“It was superb,” said St Ledger. “The American interest had come around when I was at Leicester – there was a period where I wasn’t playing too much and DC United got in touch.
“One way or another that didn’t materialise.
“When I was out of contract we were playing Orlando and they had an English manager in Adrian Heath and then I ended up playing there.
“It was an unbelievable experience, being able to wake up with blue skies every morning, training in the heat, training with Kaka.
“It was really funny, at an auction at Preston one night, I bought one of his AC Milan jerseys that he’d signed.
“Then a few weeks later I was showing him a picture to make sure it wasn’t a fake! He told me it was real so I was so happy.
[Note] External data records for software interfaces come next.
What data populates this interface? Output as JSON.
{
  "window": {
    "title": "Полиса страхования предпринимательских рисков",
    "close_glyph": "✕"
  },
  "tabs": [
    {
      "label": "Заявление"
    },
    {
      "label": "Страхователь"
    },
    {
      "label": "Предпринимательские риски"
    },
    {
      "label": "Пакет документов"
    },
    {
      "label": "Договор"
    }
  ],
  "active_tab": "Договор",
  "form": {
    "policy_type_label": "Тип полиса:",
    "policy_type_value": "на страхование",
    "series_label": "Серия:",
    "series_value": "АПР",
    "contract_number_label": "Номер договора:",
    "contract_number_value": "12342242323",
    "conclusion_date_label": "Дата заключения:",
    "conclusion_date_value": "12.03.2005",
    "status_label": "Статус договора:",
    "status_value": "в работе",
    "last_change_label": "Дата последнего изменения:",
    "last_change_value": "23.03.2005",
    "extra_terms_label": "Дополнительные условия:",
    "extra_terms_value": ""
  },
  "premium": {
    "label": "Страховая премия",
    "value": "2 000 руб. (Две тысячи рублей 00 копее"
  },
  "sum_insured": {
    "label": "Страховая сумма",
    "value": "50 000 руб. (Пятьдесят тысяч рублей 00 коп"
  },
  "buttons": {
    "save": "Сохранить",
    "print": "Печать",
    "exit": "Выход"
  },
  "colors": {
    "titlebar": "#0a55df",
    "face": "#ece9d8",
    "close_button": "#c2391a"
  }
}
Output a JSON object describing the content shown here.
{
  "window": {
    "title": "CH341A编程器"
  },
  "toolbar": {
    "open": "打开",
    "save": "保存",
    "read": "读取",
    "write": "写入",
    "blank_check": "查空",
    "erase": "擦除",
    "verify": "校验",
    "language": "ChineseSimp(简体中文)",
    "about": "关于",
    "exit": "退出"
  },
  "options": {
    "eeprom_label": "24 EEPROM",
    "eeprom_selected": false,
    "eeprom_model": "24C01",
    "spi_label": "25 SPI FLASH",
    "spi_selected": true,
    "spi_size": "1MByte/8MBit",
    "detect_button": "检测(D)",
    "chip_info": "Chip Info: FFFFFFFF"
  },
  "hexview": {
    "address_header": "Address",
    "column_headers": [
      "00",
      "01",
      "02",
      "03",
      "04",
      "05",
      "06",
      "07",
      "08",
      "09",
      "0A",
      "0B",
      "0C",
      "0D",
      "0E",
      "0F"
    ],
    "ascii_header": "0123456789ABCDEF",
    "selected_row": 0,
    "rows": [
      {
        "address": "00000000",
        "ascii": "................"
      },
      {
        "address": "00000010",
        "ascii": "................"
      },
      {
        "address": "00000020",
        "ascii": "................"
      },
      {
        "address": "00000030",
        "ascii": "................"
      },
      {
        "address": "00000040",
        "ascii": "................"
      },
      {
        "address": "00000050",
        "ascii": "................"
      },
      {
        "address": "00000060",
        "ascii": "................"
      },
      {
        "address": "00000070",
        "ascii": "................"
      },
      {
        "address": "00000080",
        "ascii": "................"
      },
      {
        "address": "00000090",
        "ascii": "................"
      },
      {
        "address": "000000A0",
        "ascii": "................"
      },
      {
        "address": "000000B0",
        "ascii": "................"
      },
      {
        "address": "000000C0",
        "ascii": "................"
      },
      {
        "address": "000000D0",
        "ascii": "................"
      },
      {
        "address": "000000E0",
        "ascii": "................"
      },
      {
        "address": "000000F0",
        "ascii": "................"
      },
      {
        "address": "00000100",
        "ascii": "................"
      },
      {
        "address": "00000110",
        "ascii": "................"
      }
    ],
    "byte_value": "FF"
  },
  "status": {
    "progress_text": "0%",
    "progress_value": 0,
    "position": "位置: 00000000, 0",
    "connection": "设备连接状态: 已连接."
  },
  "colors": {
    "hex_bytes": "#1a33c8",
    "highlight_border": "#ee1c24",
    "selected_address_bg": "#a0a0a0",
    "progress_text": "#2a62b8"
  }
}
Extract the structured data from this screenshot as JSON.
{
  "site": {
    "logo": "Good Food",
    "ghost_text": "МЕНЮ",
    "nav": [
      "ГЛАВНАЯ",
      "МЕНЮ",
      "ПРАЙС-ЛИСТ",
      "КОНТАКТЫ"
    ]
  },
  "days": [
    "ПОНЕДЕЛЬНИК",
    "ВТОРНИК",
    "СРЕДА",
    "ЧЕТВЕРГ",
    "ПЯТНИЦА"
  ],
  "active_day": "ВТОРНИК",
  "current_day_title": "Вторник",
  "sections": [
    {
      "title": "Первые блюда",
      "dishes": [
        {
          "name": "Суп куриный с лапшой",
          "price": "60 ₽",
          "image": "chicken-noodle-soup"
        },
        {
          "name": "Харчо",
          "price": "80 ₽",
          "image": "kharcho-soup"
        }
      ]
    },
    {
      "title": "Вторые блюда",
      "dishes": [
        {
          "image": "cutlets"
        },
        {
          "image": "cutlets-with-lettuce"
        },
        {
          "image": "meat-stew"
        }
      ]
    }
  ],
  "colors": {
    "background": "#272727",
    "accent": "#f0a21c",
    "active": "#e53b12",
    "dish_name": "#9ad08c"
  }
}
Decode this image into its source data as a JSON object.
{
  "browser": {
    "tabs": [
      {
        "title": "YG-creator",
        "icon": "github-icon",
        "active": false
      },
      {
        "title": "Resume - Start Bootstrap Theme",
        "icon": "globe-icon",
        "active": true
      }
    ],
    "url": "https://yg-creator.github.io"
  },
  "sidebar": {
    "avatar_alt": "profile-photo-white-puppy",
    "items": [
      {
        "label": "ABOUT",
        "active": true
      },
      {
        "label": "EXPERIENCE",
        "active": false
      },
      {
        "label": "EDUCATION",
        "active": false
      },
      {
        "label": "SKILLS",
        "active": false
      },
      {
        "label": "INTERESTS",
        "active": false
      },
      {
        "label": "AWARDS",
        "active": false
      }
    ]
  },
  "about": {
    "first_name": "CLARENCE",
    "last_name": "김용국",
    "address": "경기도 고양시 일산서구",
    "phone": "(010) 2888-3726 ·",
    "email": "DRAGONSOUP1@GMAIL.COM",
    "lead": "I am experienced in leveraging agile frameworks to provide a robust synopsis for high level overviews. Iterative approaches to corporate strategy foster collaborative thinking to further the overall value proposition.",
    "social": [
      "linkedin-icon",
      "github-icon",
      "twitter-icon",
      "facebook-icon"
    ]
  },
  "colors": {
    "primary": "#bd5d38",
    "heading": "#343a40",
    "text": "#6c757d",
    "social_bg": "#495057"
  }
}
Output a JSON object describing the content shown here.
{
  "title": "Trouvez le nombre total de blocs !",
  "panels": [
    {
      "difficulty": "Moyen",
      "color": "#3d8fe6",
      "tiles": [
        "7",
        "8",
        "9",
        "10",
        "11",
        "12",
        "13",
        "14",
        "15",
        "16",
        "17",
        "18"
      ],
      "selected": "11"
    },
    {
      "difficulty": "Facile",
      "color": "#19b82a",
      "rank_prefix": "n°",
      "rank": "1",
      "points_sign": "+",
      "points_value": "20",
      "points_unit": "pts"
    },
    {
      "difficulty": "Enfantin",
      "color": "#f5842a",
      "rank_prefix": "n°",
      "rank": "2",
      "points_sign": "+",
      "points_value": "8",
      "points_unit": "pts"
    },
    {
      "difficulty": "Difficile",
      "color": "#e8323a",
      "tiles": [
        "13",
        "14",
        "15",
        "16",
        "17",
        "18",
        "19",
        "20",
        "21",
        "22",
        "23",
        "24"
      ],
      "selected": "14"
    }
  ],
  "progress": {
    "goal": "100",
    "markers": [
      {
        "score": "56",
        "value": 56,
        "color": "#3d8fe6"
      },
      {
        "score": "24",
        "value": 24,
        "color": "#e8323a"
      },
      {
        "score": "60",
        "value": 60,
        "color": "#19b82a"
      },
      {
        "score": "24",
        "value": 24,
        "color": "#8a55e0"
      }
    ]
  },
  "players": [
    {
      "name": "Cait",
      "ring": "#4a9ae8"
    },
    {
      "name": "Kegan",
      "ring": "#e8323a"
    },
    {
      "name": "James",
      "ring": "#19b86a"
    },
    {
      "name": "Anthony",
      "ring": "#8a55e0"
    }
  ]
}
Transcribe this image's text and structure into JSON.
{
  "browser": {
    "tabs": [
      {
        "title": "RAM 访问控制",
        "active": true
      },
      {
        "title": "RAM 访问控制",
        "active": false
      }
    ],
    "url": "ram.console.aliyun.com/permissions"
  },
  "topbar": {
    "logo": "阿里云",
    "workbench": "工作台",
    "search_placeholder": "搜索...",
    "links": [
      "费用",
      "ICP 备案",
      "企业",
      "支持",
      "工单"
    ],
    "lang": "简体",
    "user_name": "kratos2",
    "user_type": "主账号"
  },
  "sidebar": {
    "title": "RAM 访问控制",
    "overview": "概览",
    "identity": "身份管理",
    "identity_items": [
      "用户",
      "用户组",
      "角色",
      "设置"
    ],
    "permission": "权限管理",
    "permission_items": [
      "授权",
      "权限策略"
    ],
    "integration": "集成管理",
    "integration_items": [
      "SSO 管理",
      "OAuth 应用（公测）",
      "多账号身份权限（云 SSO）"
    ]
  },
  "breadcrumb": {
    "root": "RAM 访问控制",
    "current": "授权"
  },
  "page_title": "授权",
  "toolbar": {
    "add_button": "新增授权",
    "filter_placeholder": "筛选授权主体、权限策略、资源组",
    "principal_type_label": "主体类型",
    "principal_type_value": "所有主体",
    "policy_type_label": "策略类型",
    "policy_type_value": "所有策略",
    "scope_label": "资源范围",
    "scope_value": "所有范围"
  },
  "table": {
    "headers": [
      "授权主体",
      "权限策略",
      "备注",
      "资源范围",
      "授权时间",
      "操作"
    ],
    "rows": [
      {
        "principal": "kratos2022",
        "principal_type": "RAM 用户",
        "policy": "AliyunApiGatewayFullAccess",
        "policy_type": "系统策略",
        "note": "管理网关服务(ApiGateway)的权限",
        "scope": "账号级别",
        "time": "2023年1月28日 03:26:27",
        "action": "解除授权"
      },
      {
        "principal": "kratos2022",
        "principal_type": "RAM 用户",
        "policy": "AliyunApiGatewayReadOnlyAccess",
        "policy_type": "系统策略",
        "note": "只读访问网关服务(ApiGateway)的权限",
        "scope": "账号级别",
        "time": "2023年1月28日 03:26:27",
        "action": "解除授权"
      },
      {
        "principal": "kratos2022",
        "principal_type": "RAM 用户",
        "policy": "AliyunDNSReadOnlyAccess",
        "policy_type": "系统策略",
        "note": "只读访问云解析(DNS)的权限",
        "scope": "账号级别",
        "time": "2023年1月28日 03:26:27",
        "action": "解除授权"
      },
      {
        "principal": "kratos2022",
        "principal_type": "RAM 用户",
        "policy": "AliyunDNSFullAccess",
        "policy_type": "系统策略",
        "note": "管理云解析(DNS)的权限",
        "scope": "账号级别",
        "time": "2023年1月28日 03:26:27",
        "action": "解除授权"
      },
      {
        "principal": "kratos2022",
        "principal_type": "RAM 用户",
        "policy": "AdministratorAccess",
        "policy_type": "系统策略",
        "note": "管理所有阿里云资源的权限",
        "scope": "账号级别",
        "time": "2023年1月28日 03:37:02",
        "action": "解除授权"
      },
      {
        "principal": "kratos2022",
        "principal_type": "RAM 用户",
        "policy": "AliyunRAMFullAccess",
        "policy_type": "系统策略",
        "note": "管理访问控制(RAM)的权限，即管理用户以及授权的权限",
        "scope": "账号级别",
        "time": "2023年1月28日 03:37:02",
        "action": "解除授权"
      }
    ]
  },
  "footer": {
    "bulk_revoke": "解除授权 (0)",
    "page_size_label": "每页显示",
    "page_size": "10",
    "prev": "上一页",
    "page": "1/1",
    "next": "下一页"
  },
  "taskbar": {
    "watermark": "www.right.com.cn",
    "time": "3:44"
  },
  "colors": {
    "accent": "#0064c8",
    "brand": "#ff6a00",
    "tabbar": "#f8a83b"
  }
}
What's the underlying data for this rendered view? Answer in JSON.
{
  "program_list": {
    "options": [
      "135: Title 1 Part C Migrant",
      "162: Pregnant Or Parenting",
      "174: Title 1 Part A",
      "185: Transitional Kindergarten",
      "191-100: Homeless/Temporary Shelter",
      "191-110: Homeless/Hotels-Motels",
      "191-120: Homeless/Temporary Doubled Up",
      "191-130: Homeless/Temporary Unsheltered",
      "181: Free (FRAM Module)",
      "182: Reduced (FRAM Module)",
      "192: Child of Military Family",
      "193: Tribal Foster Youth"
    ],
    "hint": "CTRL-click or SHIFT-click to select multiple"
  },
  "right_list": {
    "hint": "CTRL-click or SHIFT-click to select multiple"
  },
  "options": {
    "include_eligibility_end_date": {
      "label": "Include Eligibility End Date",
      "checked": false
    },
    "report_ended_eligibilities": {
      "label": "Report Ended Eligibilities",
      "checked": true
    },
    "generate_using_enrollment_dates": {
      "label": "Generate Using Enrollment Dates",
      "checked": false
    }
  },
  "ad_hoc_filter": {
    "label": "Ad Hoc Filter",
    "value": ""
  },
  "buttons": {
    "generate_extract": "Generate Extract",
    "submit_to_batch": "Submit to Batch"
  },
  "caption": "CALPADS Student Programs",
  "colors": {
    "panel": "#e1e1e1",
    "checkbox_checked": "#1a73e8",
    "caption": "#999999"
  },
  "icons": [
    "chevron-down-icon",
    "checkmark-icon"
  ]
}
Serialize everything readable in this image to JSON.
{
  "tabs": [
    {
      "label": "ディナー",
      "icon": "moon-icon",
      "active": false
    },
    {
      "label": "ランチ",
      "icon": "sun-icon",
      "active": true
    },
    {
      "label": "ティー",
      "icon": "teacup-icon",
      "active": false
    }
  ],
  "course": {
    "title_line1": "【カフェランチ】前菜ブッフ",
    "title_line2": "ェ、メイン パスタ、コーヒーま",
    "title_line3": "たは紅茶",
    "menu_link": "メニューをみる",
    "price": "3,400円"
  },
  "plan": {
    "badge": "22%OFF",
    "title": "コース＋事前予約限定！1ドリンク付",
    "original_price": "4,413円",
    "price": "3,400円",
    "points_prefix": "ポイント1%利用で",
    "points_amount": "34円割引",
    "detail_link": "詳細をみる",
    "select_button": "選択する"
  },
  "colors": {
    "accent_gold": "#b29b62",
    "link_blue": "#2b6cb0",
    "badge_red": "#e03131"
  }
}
Just to be able to talk football with him and about some of his achievements was unbelievable.
“I have to say that the way Kaka conducted himself was brilliant, because I’m sure you could get frustrated playing with players like me, having played with David Beckham and Clarence Seedorf.
“Then you’re playing with players that have come out of college and it’s not the same. His professionalism when he was around everyone was brilliant, he was always encouraging and positive.
“You were able to see why he was at the top of the game.
“I remember he was always the first one at the training ground doing core sessions before training, he had that dedication and professionalism.
“You almost got an insight into why he won the Ballon d’Or. Okay, he had that exceptional mental gift, but he also worked at it.
“Playing in America, being able to get to see all the different stadiums, it was a different atmosphere, it was a bit more friendly than it was in England.
“In America there were some really athletic players there so it was maybe a case of adapting your game.”
“I have to say, what they’re doing with the MLS at the moment and how they’re trying to make it grow is superb.”